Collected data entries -
= Beginning of Section =

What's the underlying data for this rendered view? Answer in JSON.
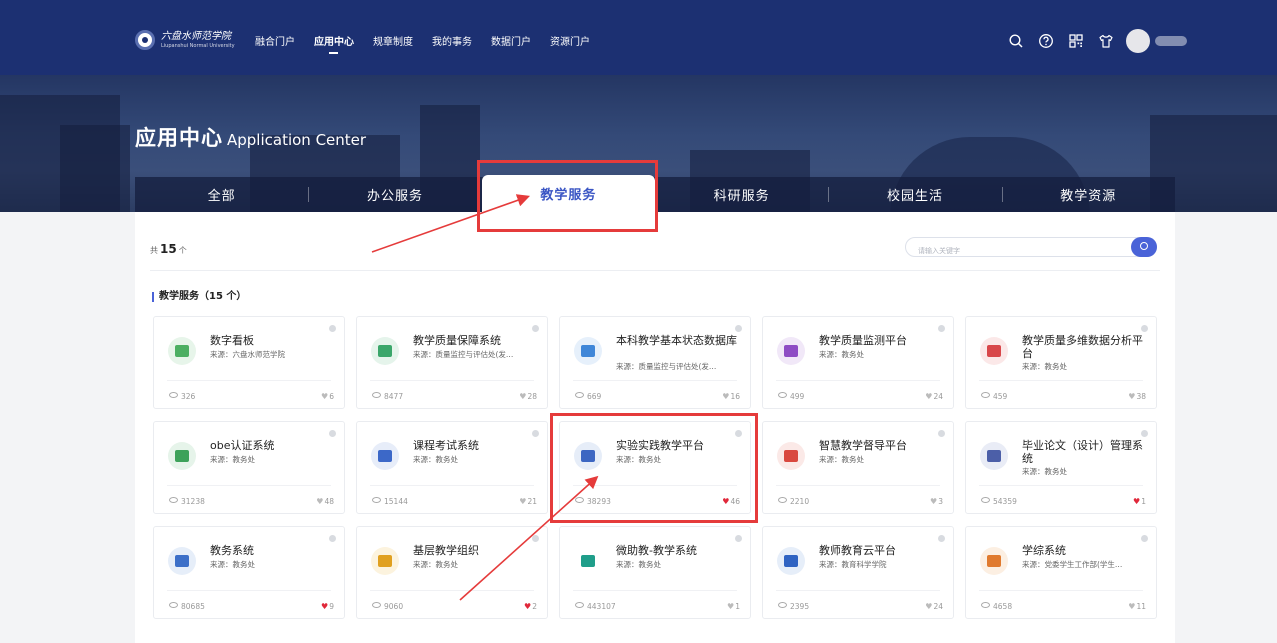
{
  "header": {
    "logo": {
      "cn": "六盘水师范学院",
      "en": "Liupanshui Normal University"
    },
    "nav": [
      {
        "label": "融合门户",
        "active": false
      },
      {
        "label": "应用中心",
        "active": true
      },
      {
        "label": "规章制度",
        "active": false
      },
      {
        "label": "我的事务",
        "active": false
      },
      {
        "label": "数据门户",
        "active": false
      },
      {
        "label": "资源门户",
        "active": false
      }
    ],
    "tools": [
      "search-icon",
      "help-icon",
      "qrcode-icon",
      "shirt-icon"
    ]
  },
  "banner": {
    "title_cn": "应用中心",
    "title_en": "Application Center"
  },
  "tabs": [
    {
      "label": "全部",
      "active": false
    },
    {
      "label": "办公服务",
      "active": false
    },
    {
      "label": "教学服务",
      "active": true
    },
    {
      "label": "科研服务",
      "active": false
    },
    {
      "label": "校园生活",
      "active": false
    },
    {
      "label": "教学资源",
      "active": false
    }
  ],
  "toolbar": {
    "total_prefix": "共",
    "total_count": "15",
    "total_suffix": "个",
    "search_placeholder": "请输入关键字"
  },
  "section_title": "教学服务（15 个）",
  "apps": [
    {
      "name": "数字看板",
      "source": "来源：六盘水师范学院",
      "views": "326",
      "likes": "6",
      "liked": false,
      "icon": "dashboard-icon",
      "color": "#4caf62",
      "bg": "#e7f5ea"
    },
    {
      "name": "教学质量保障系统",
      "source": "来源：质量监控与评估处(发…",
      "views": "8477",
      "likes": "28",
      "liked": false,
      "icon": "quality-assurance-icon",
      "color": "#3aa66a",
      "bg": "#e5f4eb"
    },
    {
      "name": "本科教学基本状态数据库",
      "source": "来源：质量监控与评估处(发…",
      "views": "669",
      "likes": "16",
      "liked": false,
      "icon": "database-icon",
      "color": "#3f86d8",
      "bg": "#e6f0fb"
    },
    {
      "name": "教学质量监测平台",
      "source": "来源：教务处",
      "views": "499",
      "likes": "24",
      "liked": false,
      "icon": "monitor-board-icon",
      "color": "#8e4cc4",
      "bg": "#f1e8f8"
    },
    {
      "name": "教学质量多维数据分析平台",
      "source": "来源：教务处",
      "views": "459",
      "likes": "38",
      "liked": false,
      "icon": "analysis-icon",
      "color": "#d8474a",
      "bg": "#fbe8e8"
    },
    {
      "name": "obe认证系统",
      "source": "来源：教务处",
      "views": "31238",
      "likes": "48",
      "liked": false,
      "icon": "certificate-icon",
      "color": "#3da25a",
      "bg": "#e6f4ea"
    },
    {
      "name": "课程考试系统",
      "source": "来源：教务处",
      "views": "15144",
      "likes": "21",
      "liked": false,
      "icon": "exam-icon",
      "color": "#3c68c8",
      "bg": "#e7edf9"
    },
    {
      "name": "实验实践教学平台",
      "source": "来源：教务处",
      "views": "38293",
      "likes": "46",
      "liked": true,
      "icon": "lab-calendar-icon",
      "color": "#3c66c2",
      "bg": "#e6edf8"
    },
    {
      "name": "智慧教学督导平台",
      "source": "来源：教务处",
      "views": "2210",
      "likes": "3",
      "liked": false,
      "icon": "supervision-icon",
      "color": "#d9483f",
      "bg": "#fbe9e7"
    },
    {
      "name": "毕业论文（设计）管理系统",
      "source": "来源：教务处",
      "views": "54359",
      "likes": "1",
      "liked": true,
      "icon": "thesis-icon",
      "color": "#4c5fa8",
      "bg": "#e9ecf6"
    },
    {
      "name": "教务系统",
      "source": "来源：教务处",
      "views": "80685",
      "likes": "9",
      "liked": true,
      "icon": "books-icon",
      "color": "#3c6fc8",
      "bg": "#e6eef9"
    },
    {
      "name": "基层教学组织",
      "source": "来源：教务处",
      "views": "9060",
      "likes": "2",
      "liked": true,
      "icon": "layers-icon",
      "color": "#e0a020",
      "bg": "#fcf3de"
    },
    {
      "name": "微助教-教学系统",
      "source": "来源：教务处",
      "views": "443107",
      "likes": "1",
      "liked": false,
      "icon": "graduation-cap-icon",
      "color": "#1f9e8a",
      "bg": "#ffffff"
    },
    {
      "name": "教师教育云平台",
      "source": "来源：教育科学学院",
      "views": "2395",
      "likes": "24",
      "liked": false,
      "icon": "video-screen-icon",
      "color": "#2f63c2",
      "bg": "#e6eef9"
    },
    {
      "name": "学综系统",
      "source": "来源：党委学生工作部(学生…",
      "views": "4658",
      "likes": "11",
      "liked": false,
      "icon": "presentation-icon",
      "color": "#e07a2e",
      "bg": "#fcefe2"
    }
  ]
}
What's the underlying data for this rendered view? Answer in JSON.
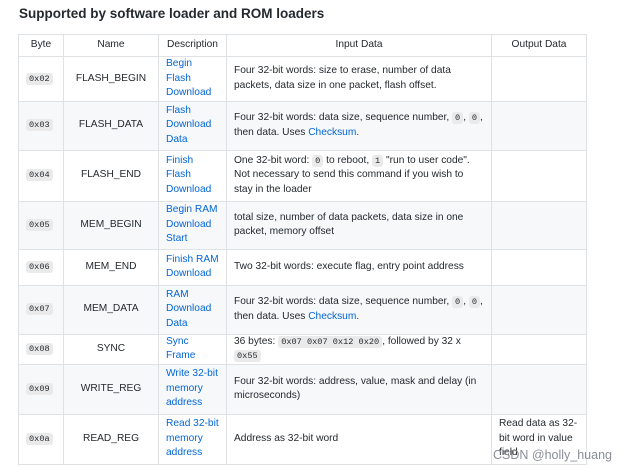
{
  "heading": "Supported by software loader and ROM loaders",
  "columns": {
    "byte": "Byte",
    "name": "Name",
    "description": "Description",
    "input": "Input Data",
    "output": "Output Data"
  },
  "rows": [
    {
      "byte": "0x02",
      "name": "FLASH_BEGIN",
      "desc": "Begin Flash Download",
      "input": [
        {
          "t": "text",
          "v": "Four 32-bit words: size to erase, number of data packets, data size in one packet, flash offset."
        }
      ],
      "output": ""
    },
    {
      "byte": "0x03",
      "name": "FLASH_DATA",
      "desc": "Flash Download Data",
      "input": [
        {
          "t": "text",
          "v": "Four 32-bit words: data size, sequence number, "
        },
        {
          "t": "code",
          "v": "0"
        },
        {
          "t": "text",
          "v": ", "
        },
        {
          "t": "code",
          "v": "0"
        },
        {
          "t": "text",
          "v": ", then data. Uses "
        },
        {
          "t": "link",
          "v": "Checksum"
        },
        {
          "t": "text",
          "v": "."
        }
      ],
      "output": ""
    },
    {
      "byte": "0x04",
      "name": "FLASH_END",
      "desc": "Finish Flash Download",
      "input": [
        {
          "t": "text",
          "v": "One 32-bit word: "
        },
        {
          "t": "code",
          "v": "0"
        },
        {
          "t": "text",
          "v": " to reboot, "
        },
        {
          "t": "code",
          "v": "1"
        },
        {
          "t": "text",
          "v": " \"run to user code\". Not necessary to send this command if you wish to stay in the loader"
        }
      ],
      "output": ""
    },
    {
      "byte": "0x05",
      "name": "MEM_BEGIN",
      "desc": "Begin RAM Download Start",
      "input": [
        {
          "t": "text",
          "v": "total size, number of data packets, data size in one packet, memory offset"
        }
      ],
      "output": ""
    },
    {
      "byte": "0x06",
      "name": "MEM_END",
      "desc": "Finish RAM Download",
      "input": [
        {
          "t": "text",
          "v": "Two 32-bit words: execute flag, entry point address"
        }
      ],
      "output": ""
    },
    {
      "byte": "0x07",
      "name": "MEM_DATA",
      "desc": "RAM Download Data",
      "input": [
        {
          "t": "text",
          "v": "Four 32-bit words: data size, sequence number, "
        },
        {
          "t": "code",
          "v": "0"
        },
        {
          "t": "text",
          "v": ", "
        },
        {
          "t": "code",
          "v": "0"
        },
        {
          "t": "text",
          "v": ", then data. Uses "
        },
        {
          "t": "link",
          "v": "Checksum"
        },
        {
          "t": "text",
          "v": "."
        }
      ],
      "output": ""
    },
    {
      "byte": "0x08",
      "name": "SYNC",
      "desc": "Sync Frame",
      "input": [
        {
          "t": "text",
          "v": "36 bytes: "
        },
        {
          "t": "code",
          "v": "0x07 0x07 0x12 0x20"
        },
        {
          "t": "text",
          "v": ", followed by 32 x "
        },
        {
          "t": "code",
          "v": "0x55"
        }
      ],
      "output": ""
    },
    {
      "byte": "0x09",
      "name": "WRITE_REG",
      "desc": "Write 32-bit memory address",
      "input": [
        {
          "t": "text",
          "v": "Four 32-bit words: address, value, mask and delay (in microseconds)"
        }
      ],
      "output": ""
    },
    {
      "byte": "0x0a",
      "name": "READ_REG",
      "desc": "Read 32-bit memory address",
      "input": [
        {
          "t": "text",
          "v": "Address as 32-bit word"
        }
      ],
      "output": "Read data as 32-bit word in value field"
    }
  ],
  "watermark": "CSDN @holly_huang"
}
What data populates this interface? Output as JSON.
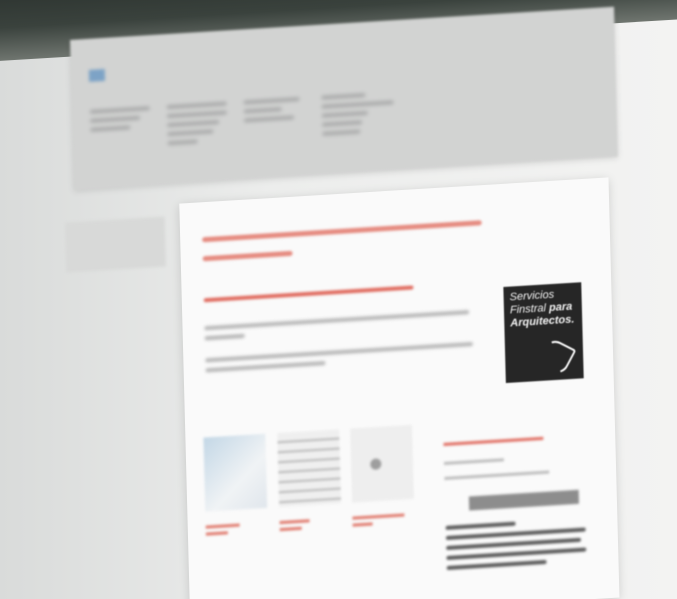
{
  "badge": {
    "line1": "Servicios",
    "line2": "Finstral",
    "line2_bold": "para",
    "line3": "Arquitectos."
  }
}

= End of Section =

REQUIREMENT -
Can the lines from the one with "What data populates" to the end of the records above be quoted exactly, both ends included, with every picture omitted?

TASK RESPONSE -
What data populates this interface? Output as JSON.
{
  "badge": {
    "line1": "Servicios",
    "line2": "Finstral",
    "line2_bold": "para",
    "line3": "Arquitectos."
  }
}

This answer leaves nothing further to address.